A condemned woman, Agnes’ fate is sealed and while there is hope that she will be saved, her demise is inevitable. A blanket of melancholy wraps around Agnes for the duration of the novel and does not leave her, even after the last page. This melancholy is juxtaposed with a haunting beauty, both for Iceland and the relationships between the characters. An absolute pleasure to read.

After Darkness by Christine Piper

As a Modern History undergrad I had the pleasure of being taught by a wonderfully eccentric, intelligent and brilliant man. Not only were his tutorials entertaining and engaging, his feedback on assignments remain, to date, unsurpassed. One particular treasure was:

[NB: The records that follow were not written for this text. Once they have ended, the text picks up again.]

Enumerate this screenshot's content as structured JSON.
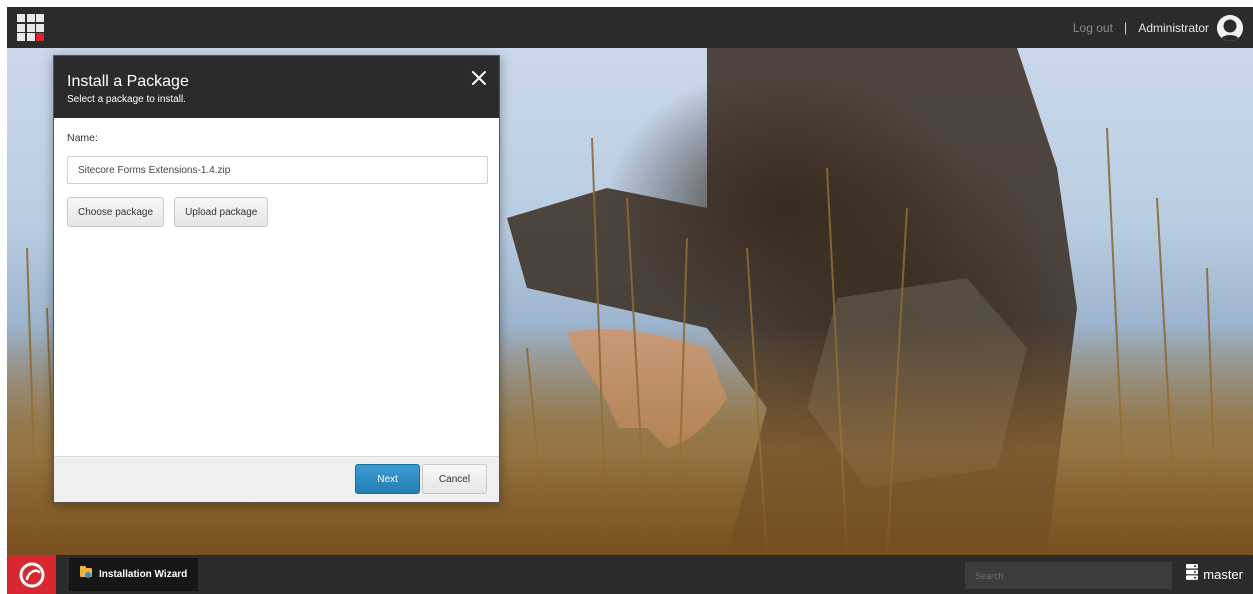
{
  "topbar": {
    "logout_label": "Log out",
    "separator": "|",
    "username": "Administrator",
    "launcher_icon": "app-grid-icon",
    "avatar_icon": "user-avatar-icon"
  },
  "dialog": {
    "title": "Install a Package",
    "subtitle": "Select a package to install.",
    "close_icon": "close-icon",
    "name_label": "Name:",
    "name_value": "Sitecore Forms Extensions-1.4.zip",
    "choose_label": "Choose package",
    "upload_label": "Upload package",
    "next_label": "Next",
    "cancel_label": "Cancel"
  },
  "taskbar": {
    "start_icon": "sitecore-logo-icon",
    "task_icon": "package-icon",
    "task_label": "Installation Wizard",
    "search_placeholder": "Search",
    "db_icon": "database-icon",
    "db_label": "master"
  },
  "colors": {
    "bar": "#2b2b2b",
    "brand_red": "#d7282f",
    "primary_blue": "#2a8bc4",
    "dialog_header": "#2b2b2b"
  }
}
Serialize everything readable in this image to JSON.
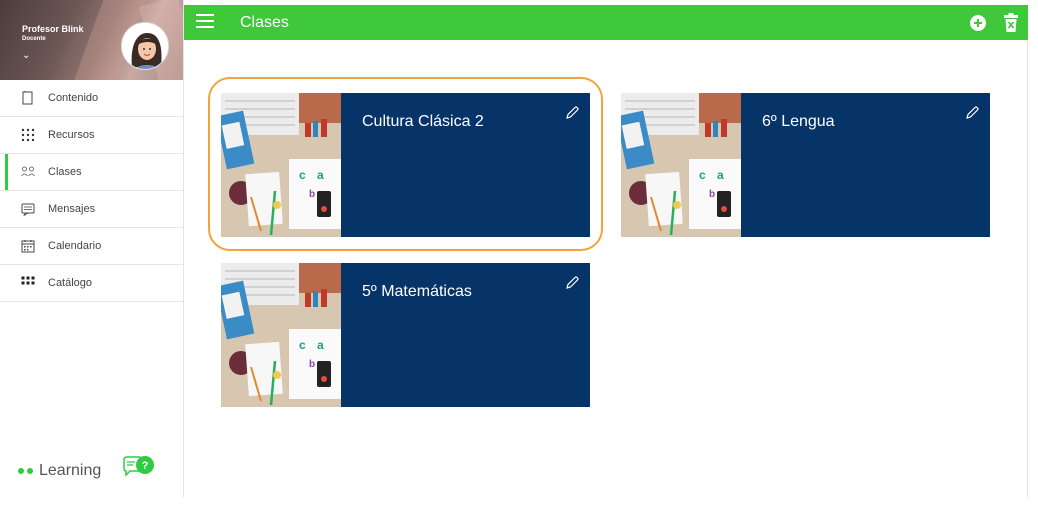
{
  "profile": {
    "name": "Profesor Blink",
    "role": "Docente"
  },
  "header": {
    "title": "Clases"
  },
  "sidebar": {
    "items": [
      {
        "label": "Contenido",
        "icon": "document-icon"
      },
      {
        "label": "Recursos",
        "icon": "grid-dots-icon"
      },
      {
        "label": "Clases",
        "icon": "people-icon",
        "active": true
      },
      {
        "label": "Mensajes",
        "icon": "message-icon"
      },
      {
        "label": "Calendario",
        "icon": "calendar-icon"
      },
      {
        "label": "Catálogo",
        "icon": "catalog-grid-icon"
      }
    ]
  },
  "brand": {
    "text": "Learning"
  },
  "classes": [
    {
      "title": "Cultura Clásica 2",
      "selected": true
    },
    {
      "title": "6º Lengua"
    },
    {
      "title": "5º Matemáticas"
    }
  ],
  "colors": {
    "accent": "#3ec83a",
    "card": "#063468",
    "highlight": "#f0a43a"
  }
}
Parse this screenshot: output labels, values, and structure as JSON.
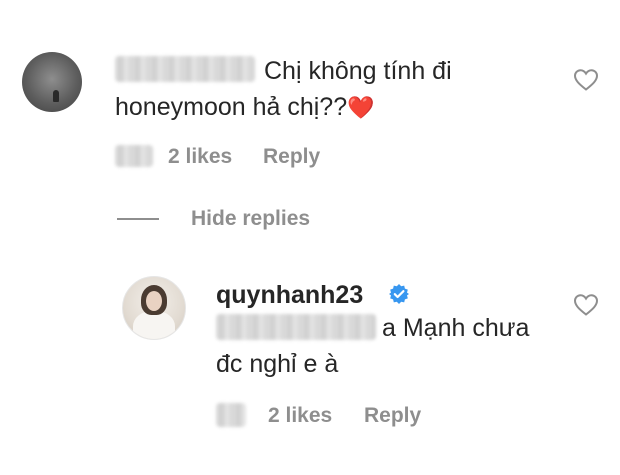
{
  "comment": {
    "text_line1": "Chị không tính đi",
    "text_line2": "honeymoon hả chị??",
    "heart": "❤️",
    "likes": "2 likes",
    "reply": "Reply"
  },
  "replies_toggle": {
    "label": "Hide replies"
  },
  "reply_comment": {
    "username": "quynhanh23",
    "text_line1": "a Mạnh chưa",
    "text_line2": "đc nghỉ e à",
    "likes": "2 likes",
    "reply": "Reply"
  },
  "icons": {
    "like": "heart-outline-icon",
    "verified": "verified-badge-icon",
    "emoji": "red-heart-emoji"
  },
  "colors": {
    "text": "#262626",
    "meta": "#8e8e8e",
    "verified": "#3897f0",
    "heart": "#d70a2c"
  }
}
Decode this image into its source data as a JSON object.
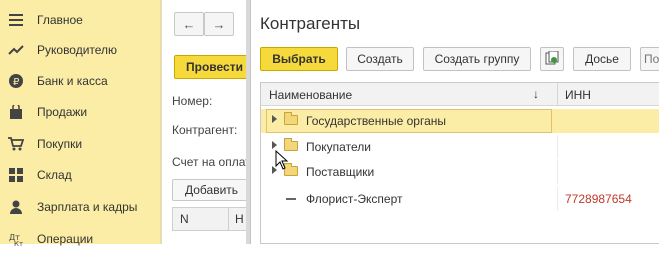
{
  "sidebar": {
    "items": [
      {
        "label": "Главное",
        "icon": "menu-icon"
      },
      {
        "label": "Руководителю",
        "icon": "trend-icon"
      },
      {
        "label": "Банк и касса",
        "icon": "ruble-coin-icon"
      },
      {
        "label": "Продажи",
        "icon": "shopping-bag-icon"
      },
      {
        "label": "Покупки",
        "icon": "cart-icon"
      },
      {
        "label": "Склад",
        "icon": "warehouse-icon"
      },
      {
        "label": "Зарплата и кадры",
        "icon": "person-icon"
      },
      {
        "label": "Операции",
        "icon": "operations-icon"
      }
    ]
  },
  "document": {
    "back_label": "←",
    "forward_label": "→",
    "post_button": "Провести",
    "number_label": "Номер:",
    "counterparty_label": "Контрагент:",
    "invoice_label": "Счет на оплат",
    "add_button": "Добавить",
    "grid_col_n": "N",
    "grid_col_h": "Н"
  },
  "popup": {
    "title": "Контрагенты",
    "buttons": {
      "select": "Выбрать",
      "create": "Создать",
      "create_group": "Создать группу",
      "dossier": "Досье",
      "more": "По"
    },
    "columns": {
      "name": "Наименование",
      "sort_arrow": "↓",
      "inn": "ИНН"
    },
    "rows": [
      {
        "name": "Государственные органы",
        "type": "group",
        "inn": ""
      },
      {
        "name": "Покупатели",
        "type": "group",
        "inn": ""
      },
      {
        "name": "Поставщики",
        "type": "group",
        "inn": ""
      },
      {
        "name": "Флорист-Эксперт",
        "type": "item",
        "inn": "7728987654"
      }
    ]
  },
  "colors": {
    "sidebar_bg": "#fbeda5",
    "primary_button": "#f6d93a",
    "inn_text": "#c0392b"
  }
}
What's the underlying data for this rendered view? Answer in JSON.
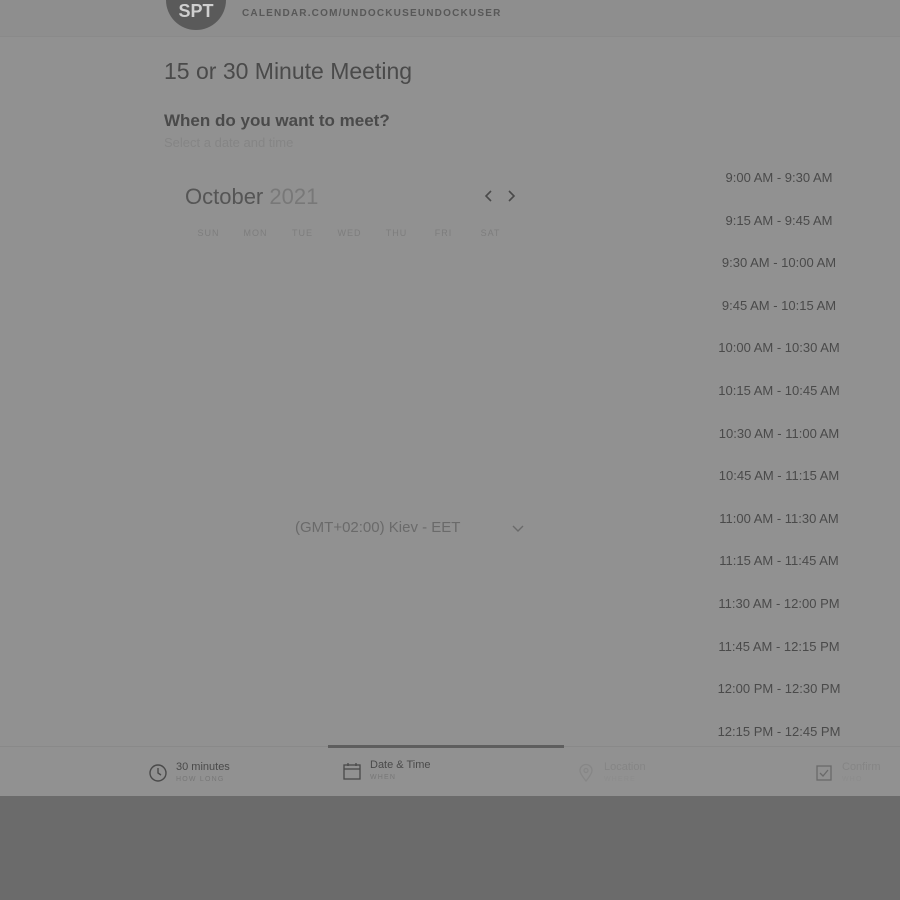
{
  "header": {
    "avatar_initials": "SPT",
    "url": "CALENDAR.COM/UNDOCKUSEUNDOCKUSER"
  },
  "meeting": {
    "title": "15 or 30 Minute Meeting",
    "prompt": "When do you want to meet?",
    "prompt_sub": "Select a date and time"
  },
  "calendar": {
    "month": "October",
    "year": "2021",
    "prev_icon": "chevron-left-icon",
    "next_icon": "chevron-right-icon",
    "weekdays": [
      "SUN",
      "MON",
      "TUE",
      "WED",
      "THU",
      "FRI",
      "SAT"
    ]
  },
  "timezone": {
    "value": "(GMT+02:00) Kiev - EET"
  },
  "time_slots": [
    "9:00 AM - 9:30 AM",
    "9:15 AM - 9:45 AM",
    "9:30 AM - 10:00 AM",
    "9:45 AM - 10:15 AM",
    "10:00 AM - 10:30 AM",
    "10:15 AM - 10:45 AM",
    "10:30 AM - 11:00 AM",
    "10:45 AM - 11:15 AM",
    "11:00 AM - 11:30 AM",
    "11:15 AM - 11:45 AM",
    "11:30 AM - 12:00 PM",
    "11:45 AM - 12:15 PM",
    "12:00 PM - 12:30 PM",
    "12:15 PM - 12:45 PM"
  ],
  "steps": [
    {
      "label": "30 minutes",
      "sub": "HOW LONG",
      "icon": "clock-icon"
    },
    {
      "label": "Date & Time",
      "sub": "WHEN",
      "icon": "calendar-icon"
    },
    {
      "label": "Location",
      "sub": "WHERE",
      "icon": "location-pin-icon"
    },
    {
      "label": "Confirm",
      "sub": "WHO",
      "icon": "confirm-icon"
    }
  ],
  "colors": {
    "overlay_background": "#919191",
    "bottom_background": "#6b6b6b",
    "text_dark": "#4a4a4a"
  }
}
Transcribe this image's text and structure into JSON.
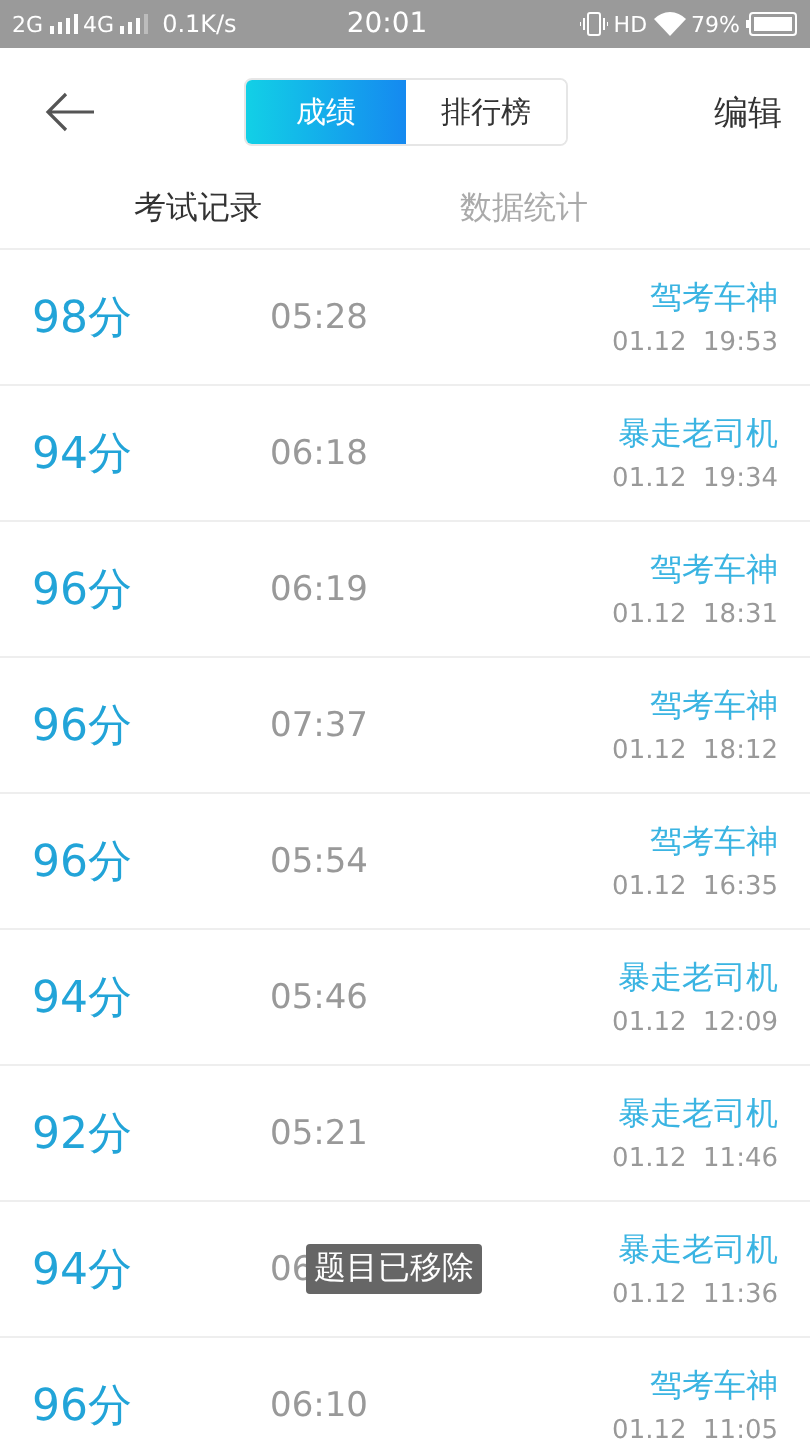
{
  "status_bar": {
    "network_1": "2G",
    "network_2": "4G",
    "speed": "0.1K/s",
    "time": "20:01",
    "hd": "HD",
    "battery": "79%"
  },
  "header": {
    "segments": [
      {
        "label": "成绩",
        "selected": true
      },
      {
        "label": "排行榜",
        "selected": false
      }
    ],
    "action": "编辑"
  },
  "tabs": [
    {
      "label": "考试记录",
      "selected": true
    },
    {
      "label": "数据统计",
      "selected": false
    }
  ],
  "records": [
    {
      "score": "98分",
      "duration": "05:28",
      "title": "驾考车神",
      "date": "01.12  19:53"
    },
    {
      "score": "94分",
      "duration": "06:18",
      "title": "暴走老司机",
      "date": "01.12  19:34"
    },
    {
      "score": "96分",
      "duration": "06:19",
      "title": "驾考车神",
      "date": "01.12  18:31"
    },
    {
      "score": "96分",
      "duration": "07:37",
      "title": "驾考车神",
      "date": "01.12  18:12"
    },
    {
      "score": "96分",
      "duration": "05:54",
      "title": "驾考车神",
      "date": "01.12  16:35"
    },
    {
      "score": "94分",
      "duration": "05:46",
      "title": "暴走老司机",
      "date": "01.12  12:09"
    },
    {
      "score": "92分",
      "duration": "05:21",
      "title": "暴走老司机",
      "date": "01.12  11:46"
    },
    {
      "score": "94分",
      "duration": "06",
      "title": "暴走老司机",
      "date": "01.12  11:36"
    },
    {
      "score": "96分",
      "duration": "06:10",
      "title": "驾考车神",
      "date": "01.12  11:05"
    }
  ],
  "toast": "题目已移除"
}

“This is a neat paper. I mean that in a tidy as well as a Brady-Bunch kind of way”. Oh Howard, how I miss thee.

These immortal words echoed through my mind as I read, After Darkness. It was a lovely novel. The premise was interesting and the writing was nice. Set in pre and post WWII Japan with Australia in the middle, After Darkness follows the education and subsequent career of a young Japanese doctor. Torn between a love for his country and the moral impetus of his Hippocratic Oath, Dr Ibaraki negotiates a harsh life interned in a POW camp in a brutal and isolated part of Australia.

The novel flashes back to Ibaraki’s life in Japan; his childhood, his first job and his marriage. These moments begin to piece together a fractured life, one that has seen sorrow, disappointment and conflict alongside joy and stilted happiness. His life in the POW camp, while harsh, is somewhat better than his counterparts due to his status as doctor. But there is a heavy blanket of melancholy that covers Ibaraki that reveals itself slowly like a lily opening up after too much water.

Ibaraki seems to have lived life on a borderland. Not quite happy, not quite sad. Not quite successful and not completely feckless. And so it is with After Darkness. It is not completely engaging in an ‘un-put-downable’ way, but it is a pleasurable journey and one worth taking.

PS rest assured, I received a Distinction average under Howard’s tutelage, Cindy Brady references and all.